By John Semakula and John Masaba
The Uganda Peoples’ Defence Force (UPDF) is ready to fend off any attack, be it from a foreign force, using superior war planes like those Khartoum is using against South Sudan.
Security minister Wilson Muruli Mukasa said Uganda’s defence is ready to deal with any attacks, if the war between Sudan and South Sudan spills over into the country.
Muruli made the remarks during an exclusive interview with Saturday Vision on Thursday.
Khartoum has been using fighter jets to hit positions in South Sudan, killing people and destroying property.
But Muruli said: “It’s not the fighter planes alone which win a war, but other factors, including the preparedness of the force and the economic strength of the country.”

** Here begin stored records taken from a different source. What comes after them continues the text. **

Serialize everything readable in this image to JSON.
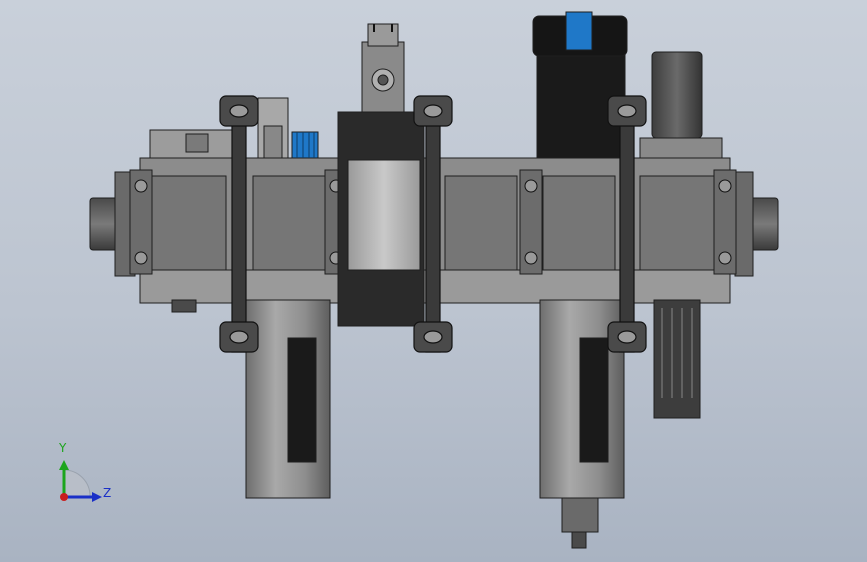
{
  "triad": {
    "y_axis_label": "Y",
    "z_axis_label": "Z",
    "y_color": "#1ca51c",
    "z_color": "#1a2fc7",
    "origin_color": "#c81e1e"
  },
  "colors": {
    "body_gray": "#8c8c8c",
    "body_dark": "#5f5f5f",
    "outline": "#1e1e1e",
    "black_part": "#1a1a1a",
    "blue_accent": "#1f78c8"
  }
}
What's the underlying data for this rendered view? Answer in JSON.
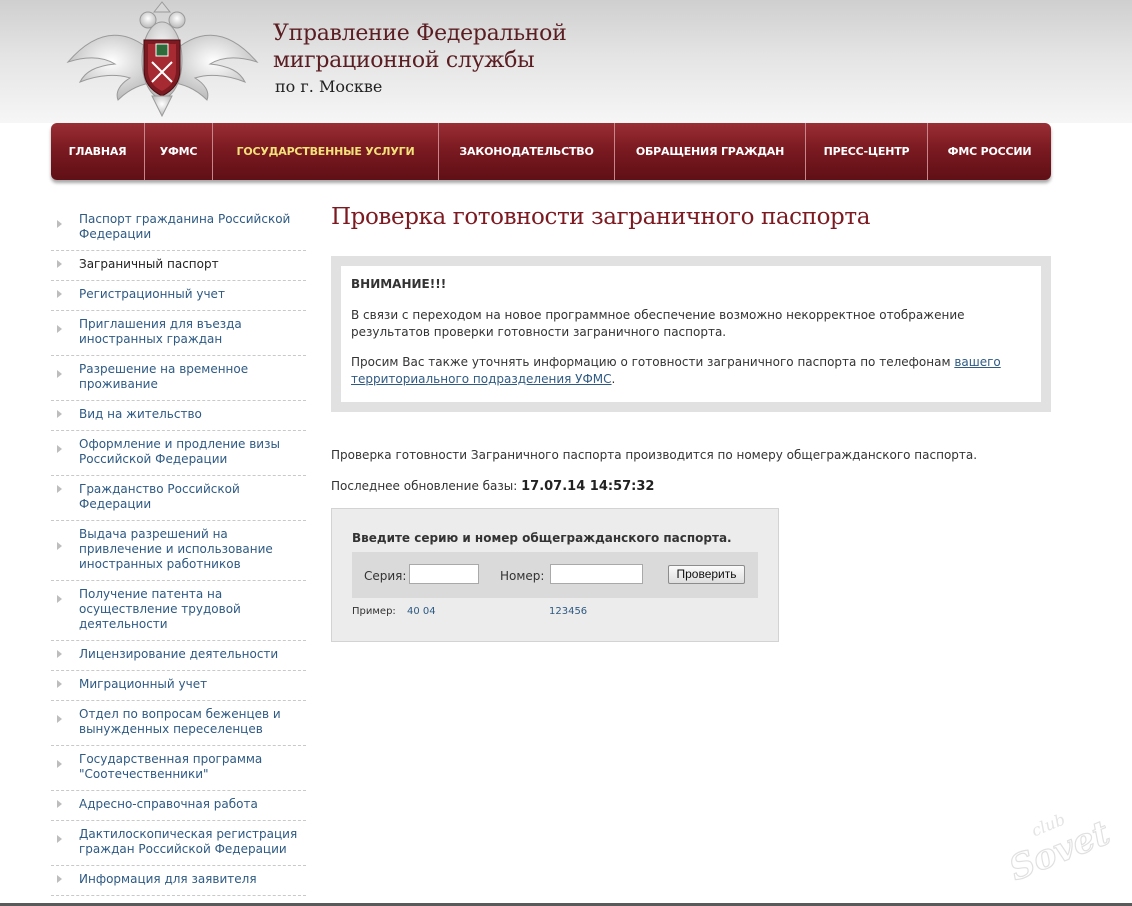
{
  "header": {
    "title_line1": "Управление Федеральной",
    "title_line2": "миграционной службы",
    "subtitle": "по г. Москве"
  },
  "nav": [
    {
      "label": "ГЛАВНАЯ"
    },
    {
      "label": "УФМС"
    },
    {
      "label": "ГОСУДАРСТВЕННЫЕ УСЛУГИ",
      "active": true
    },
    {
      "label": "ЗАКОНОДАТЕЛЬСТВО"
    },
    {
      "label": "ОБРАЩЕНИЯ ГРАЖДАН"
    },
    {
      "label": "ПРЕСС-ЦЕНТР"
    },
    {
      "label": "ФМС РОССИИ"
    }
  ],
  "sidebar": [
    {
      "label": "Паспорт гражданина Российской Федерации"
    },
    {
      "label": "Заграничный паспорт",
      "current": true
    },
    {
      "label": "Регистрационный учет"
    },
    {
      "label": "Приглашения для въезда иностранных граждан"
    },
    {
      "label": "Разрешение на временное проживание"
    },
    {
      "label": "Вид на жительство"
    },
    {
      "label": "Оформление и продление визы Российской Федерации"
    },
    {
      "label": "Гражданство Российской Федерации"
    },
    {
      "label": "Выдача разрешений на привлечение и использование иностранных работников"
    },
    {
      "label": "Получение патента на осуществление трудовой деятельности"
    },
    {
      "label": "Лицензирование деятельности"
    },
    {
      "label": "Миграционный учет"
    },
    {
      "label": "Отдел по вопросам беженцев и вынужденных переселенцев"
    },
    {
      "label": "Государственная программа \"Соотечественники\""
    },
    {
      "label": "Адресно-справочная работа"
    },
    {
      "label": "Дактилоскопическая регистрация граждан Российской Федерации"
    },
    {
      "label": "Информация для заявителя"
    }
  ],
  "main": {
    "title": "Проверка готовности заграничного паспорта",
    "notice": {
      "heading": "ВНИМАНИЕ!!!",
      "paragraph1": "В связи с переходом на новое программное обеспечение возможно некорректное отображение результатов проверки готовности заграничного паспорта.",
      "paragraph2_text": "Просим Вас также уточнять информацию о готовности заграничного паспорта по телефонам ",
      "paragraph2_link": "вашего территориального подразделения УФМС",
      "paragraph2_end": "."
    },
    "info_text": "Проверка готовности Заграничного паспорта производится по номеру общегражданского паспорта.",
    "last_update_label": "Последнее обновление базы: ",
    "last_update_value": "17.07.14 14:57:32"
  },
  "form": {
    "title": "Введите серию и номер общегражданского паспорта.",
    "series_label": "Серия:",
    "series_value": "",
    "number_label": "Номер:",
    "number_value": "",
    "submit_label": "Проверить",
    "example_label": "Пример:",
    "example_series": "40 04",
    "example_number": "123456"
  },
  "colors": {
    "nav_bg": "#7b1a21",
    "nav_active": "#f2e07a",
    "title": "#7b1a21",
    "link": "#2e5a83"
  }
}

“We have seen forces with rudimentary weapons beat armies with modern munitions. Vietnam is an example,” Muruli said.
Muruli emphasised that Uganda would not join the war in South Sudan without following the law and listening to regional bodies like IGAD.
But he noted that Uganda is already losing a lot in bilateral trade because of the ongoing conflict since South Sudan is one of its main trade partners.

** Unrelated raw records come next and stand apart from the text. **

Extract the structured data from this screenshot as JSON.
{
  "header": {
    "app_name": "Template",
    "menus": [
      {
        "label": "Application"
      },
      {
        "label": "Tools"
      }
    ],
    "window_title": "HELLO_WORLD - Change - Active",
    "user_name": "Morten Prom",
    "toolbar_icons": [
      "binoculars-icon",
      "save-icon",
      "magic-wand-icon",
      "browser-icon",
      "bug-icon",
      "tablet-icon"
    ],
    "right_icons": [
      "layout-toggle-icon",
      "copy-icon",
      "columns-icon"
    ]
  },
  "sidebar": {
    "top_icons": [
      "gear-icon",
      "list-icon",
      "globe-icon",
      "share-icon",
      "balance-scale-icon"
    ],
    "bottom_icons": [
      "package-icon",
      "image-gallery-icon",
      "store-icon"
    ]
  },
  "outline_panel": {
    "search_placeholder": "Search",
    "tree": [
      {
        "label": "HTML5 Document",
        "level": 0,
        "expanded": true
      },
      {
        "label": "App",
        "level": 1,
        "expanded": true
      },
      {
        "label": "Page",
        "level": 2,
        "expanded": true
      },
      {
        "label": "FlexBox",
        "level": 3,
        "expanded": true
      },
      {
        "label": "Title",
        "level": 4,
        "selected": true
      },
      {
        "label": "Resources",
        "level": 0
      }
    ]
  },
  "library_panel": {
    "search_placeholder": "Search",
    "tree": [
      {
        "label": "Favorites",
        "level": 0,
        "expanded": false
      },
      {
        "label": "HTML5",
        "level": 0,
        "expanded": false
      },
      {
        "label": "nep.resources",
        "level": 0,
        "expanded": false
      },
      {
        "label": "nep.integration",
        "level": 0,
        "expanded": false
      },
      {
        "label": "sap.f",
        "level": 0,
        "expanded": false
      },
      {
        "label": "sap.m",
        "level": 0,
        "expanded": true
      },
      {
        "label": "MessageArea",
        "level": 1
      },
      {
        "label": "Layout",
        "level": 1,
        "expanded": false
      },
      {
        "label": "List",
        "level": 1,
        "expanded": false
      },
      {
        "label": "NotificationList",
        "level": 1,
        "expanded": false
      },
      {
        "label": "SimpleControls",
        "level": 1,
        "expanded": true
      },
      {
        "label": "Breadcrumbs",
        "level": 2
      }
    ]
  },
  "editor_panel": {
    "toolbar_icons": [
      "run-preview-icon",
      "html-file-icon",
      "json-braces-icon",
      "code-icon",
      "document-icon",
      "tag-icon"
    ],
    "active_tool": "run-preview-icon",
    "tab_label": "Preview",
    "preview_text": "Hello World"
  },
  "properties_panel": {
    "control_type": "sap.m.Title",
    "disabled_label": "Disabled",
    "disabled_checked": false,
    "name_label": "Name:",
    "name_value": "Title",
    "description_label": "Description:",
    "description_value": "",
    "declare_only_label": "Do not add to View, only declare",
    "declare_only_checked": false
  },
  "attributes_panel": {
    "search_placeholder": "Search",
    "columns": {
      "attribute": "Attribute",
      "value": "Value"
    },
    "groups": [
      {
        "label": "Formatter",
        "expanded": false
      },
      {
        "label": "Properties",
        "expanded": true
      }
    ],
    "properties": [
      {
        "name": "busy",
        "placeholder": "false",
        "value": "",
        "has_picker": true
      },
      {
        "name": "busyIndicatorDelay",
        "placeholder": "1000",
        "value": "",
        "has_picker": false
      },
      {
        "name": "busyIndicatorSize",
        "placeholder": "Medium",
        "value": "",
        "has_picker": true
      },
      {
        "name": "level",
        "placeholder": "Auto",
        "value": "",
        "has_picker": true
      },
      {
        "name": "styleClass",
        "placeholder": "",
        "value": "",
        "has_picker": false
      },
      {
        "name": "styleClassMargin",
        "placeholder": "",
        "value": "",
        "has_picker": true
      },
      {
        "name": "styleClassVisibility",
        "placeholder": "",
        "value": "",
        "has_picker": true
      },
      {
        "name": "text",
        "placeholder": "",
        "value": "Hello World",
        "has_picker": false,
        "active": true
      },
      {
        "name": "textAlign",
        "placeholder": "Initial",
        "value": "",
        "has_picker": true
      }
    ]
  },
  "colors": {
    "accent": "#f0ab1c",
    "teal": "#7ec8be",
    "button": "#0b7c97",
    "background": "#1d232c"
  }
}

In a separate interview with Saturday Vision, army spokesperson Col. Felix Kulayigye emphasised the readiness of the UPDF to defend Ugandans should anyone attack the country.
“We shall not provoke anyone into war, but if we are attacked, we shall take war to whoever has provoked us. Do you think we shall sit down and watch as planes bomb Ugandans because they have superior weapons?” Kulayigye asked.
Speaking about Uganda’s golden jubilee celebrations, Muruli said in spite of the dark past, there were many reasons for Ugandans to celebrate.
“We have remained together as country, yet there are other states which have collapsed. We can now finance 75% of our budget and our relationship with our neighbours is strong,” he said.
As a testimony of the good ties with Uganda’s neighbours, he said the UPDF was in Somalia to pacify the country in the spirit of pan Africanism.
Muruli also said Uganda’s education system is also doing well, citing the free primary and secondary education programmes and an increase in the number of universities from one to over 27 today.
“Our infrastructure has also improved with the country generating more power,” he said.
Muruli commended Uganda’s past leaders for the benefits the country is enjoying today. He said these should also be remembered as we celebrate the independence anniversary.
“The NRM has not worked in a vacuum. Obote received the instruments of power and other leaders contributed something, in spite of the fact that there were upheavals during their reigns,” he said.
On Sunday, the Government will launch the Golden Jubilee celebrations, to kickstart activities in the build up to October 9, when Uganda will mark 50 years since she attained independence from Britain.
As part of the celebrations, the Government will build four comprehensive secondary schools of international standard and also construct a pavilion at Kololo Ceremonial ground, in addition to upgrading it to international standards.
Muruli said for the country to consolidate what it has achieved and move forward; Ugandans should deepen their spirit of patriotism and jealously pursue “our interests as a nation”.
He dismissed fears by critics that the country might roll back to the dark days, saying the current leadership has put in place the right framework to ensure a smooth transition of power.
“The 1995 constitution guarantees everybody the basic rights and freedoms and we have a vibrant Parliament and our army is more nationalistic than ever before,”Muruli said.
Since independence in 1962, Uganda has drifted from one conflict into another as leaders struggled to grab power from each other, making it the country with the most number of military coups in the region.
UPDF ready to hit Sudan war planes